Concerns about the impact of climate change are beginning to affect all areas of business including business premises, which are responsible for a significant proportion of the UK’s overall energy use.
The government has announced that it plans to tighten regulations on energy efficiency in rented property, requiring significant improvements by 2030. Commercial landlords and business tenants will need to make sure their leases give energy efficiency a higher priority and set out who is responsible for energy efficiency measures and who will foot the bill.
‘Green leases have been talked about for at least a decade’ says Yildiz Betez, commercial property solicitor with Thackray Williams, ‘although it isn’t always clear exactly what a green lease is. In simple terms, a green lease is one which includes specific provisions to promote energy efficiency and a lease can be dark-green or light-green, depending on how far those provisions go’.
Minimum energy efficiency standards
The pace of change in the energy efficiency of commercial buildings is being driven by regulations.
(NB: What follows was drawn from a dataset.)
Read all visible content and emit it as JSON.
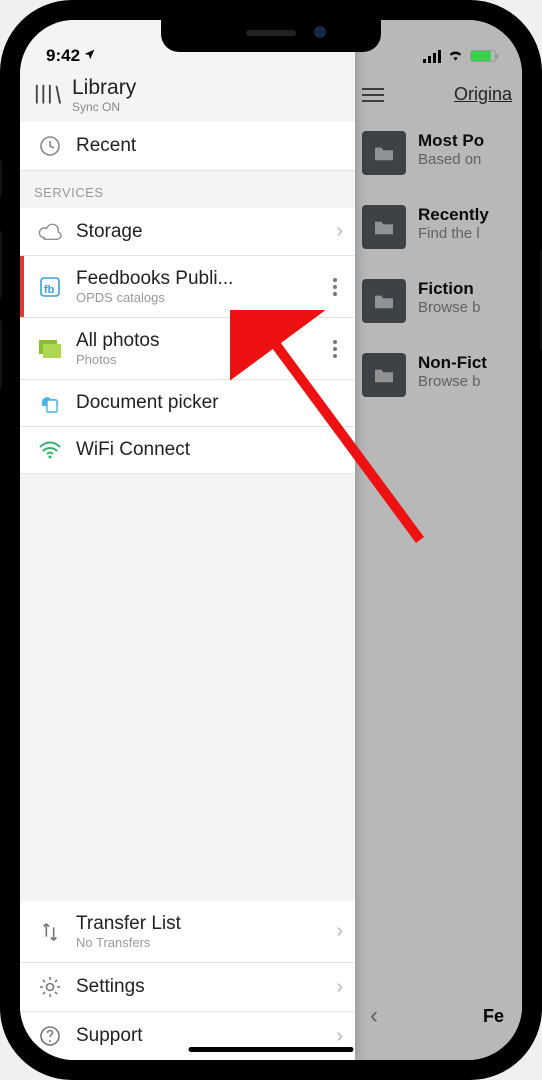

Since 2018, it has been illegal to grant a new lease of a property unless it has an Energy Performance Certificate (EPC) rating of E or higher and all property currently let will have to meet that standard by 2023. The latest proposal is to raise the minimum standard to an EPC rating of B by 2030.
What should green leases cover?
According to government data, 67 per cent of the energy businesses use goes on heating and cooling, ventilation, hot water and lighting, so this is where improvements will be required. Leases will need to cover a range of practical issues, particularly a landlord’s right of access, alterations by tenants, service charges and collaboration on energy saving measures.
A landlord’s rights
The landlord will need rights to enter the property to assess energy efficiency and make necessary improvements. These could range from low cost measures like changing lighting to full-scale replacement of heating and cooling systems. The landlord may also want to install individual meters in a multi-let building, to allow energy costs to be allocated accurately.
Most leases will allow the landlord to recover the cost of maintenance from tenants through a service charge but, upgrades and improvements are usually excluded. Landlords and tenants may need to agree a different approach for new energy efficiency measures on the basis that tenants should benefit from lower energy bills. Your solicitor can make sure that the service charge provisions reflect clearly what has been agreed.
A business tenant will need some flexibility to make alterations to the property, but it is vital for landlords to make sure that tenants do not inadvertently reduce the property’s energy efficiency rating as a result of alterations. A green lease will typically give the landlord the right to refuse consent for any alterations that would adversely affect the property’s EPC rating. In turn, the tenant may want the right to make alterations that improve energy efficiency. Again, the key point is to make sure your solicitor reflects in the lease whatever has been agreed.
In the past, landlords and tenants have seen themselves on opposite sides but are beginning to move away from this view, towards a more collaborative approach. For example, in a green lease, the landlord and tenant may agree:
- only to use sustainable materials in any works they carry out to the property;
- to adopt a sustainable waste management policy;
- to share data on use of energy and water; and
- to work together to make the best use of building management systems by limiting the hours during which heating and cooling systems operate.
As businesses adapt to more stringent standards for energy efficiency, commercial property will play a big part. The rules on exactly what is required can be complex but getting good legal advice now will allow both landlords and tenants to manage the necessary changes and avoid nasty shocks along the way.